From Here to Epernay
Among the possessions my dad left behind when he died—the photos and letters and books— it’s Frank Schoonmaker’s Encyclopedia of Wine that most reminds me of my time selling wine with my father. This precious copy is one more artifact from the old wine shop. It was always kept, ready for perusal, on top of the bottles in the “Italian” section, usually somewhere between a Pio Cesare Barolo and an Antinori Tignanello. It’s the book I turned to every time business was slow. I was trying to educate myself in order to answer questions intelligently and share whatever I was learning with other nascent wine aficionados. Many a friendship developed over a common love of wine and all the reasons to purchase it-- to enhance—food, mood, celebration, commemoration. . .
I committed to reading the Encyclopedia of Wine all the way through but by the time I reached page 123, I had landed on what would become and continues to be my greatest passion in the wine world—champagne. Schoonmaker’s description of the region “90 miles northeast of Paris” on some 71,000 acres of vines planted with Chardonnay, Pinot Noir, and Pinot Meunier, became my obsession. I am still intrigued with the beverage the French benedictine monk Dom Perignon likened to “drinking the stars.”
The grape seed had already been planted, years earlier, when my father handed me a flute of Louis Roederer Cristal, at the age of 19, and asked me what I thought? What did I think of a prestige cru originally custom-crafted to satisfy the demanding tastes of Czar Alexander II? Well, I liked it very, very much. Of course, even a wine merchant recognizes there is excellence in far more affordable luxuries, and in 2001 my father gave me a bottle of Billecart-Salmon, a gift to celebrate the purchase of my first home. It has since become the house favorite.

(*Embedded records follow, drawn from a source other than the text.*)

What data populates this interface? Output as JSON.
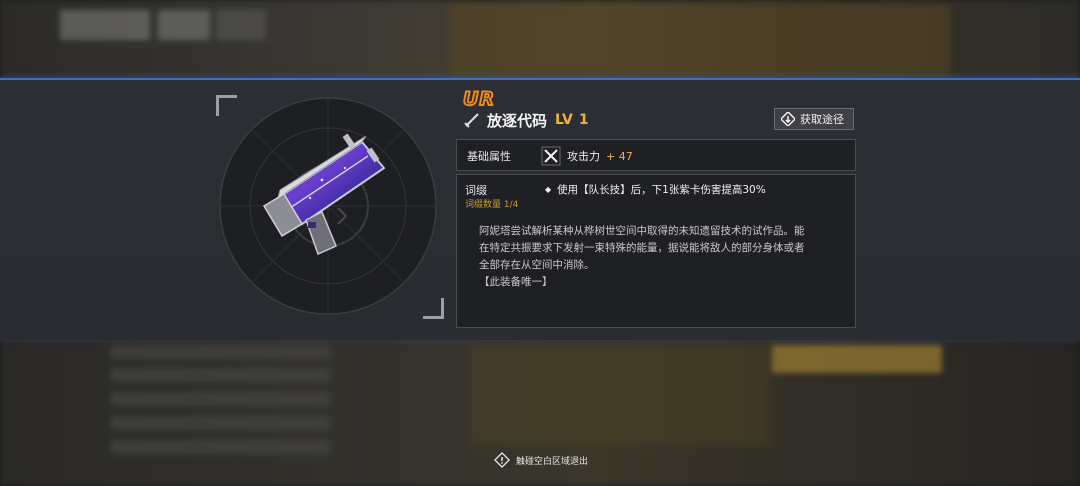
{
  "item": {
    "rarity": "UR",
    "name": "放逐代码",
    "level_label": "LV",
    "level": "1",
    "icon": "weapon-sword-icon",
    "rarity_color": "#f08a1e",
    "accent_color": "#f0b23a"
  },
  "acquire_button": {
    "label": "获取途径",
    "icon": "diamond-arrow-icon"
  },
  "base_attributes": {
    "label": "基础属性",
    "stat_icon": "crossed-swords-icon",
    "stat_name": "攻击力",
    "stat_value": "+ 47"
  },
  "affix": {
    "label": "词缀",
    "count_text": "词缀数量 1/4",
    "effect": "使用【队长技】后，下1张紫卡伤害提高30%"
  },
  "description": {
    "lines": [
      "阿妮塔尝试解析某种从桦树世空间中取得的未知遗留技术的试作品。能",
      "在特定共振要求下发射一束特殊的能量，据说能将敌人的部分身体或者",
      "全部存在从空间中消除。"
    ],
    "unique_note": "【此装备唯一】"
  },
  "footer": {
    "hint": "触碰空白区域退出",
    "icon": "warning-diamond-icon"
  }
}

Schoonmaker died in 1976, decades before The Avenue de Champagne in Epernay, a nearly one kilometer stretch of private dwellings, champagne producers, and cellars filled with millions of champagne bottles was listed as a UNESCO World Heritage site. It is one of many aspirational travel sites on my post-COVID bucket list. In the meantime, I’ll dream of New York, and Paris and Epernay, where one day I will raise a toast to my father, the man who introduced me to some of the finer things in life.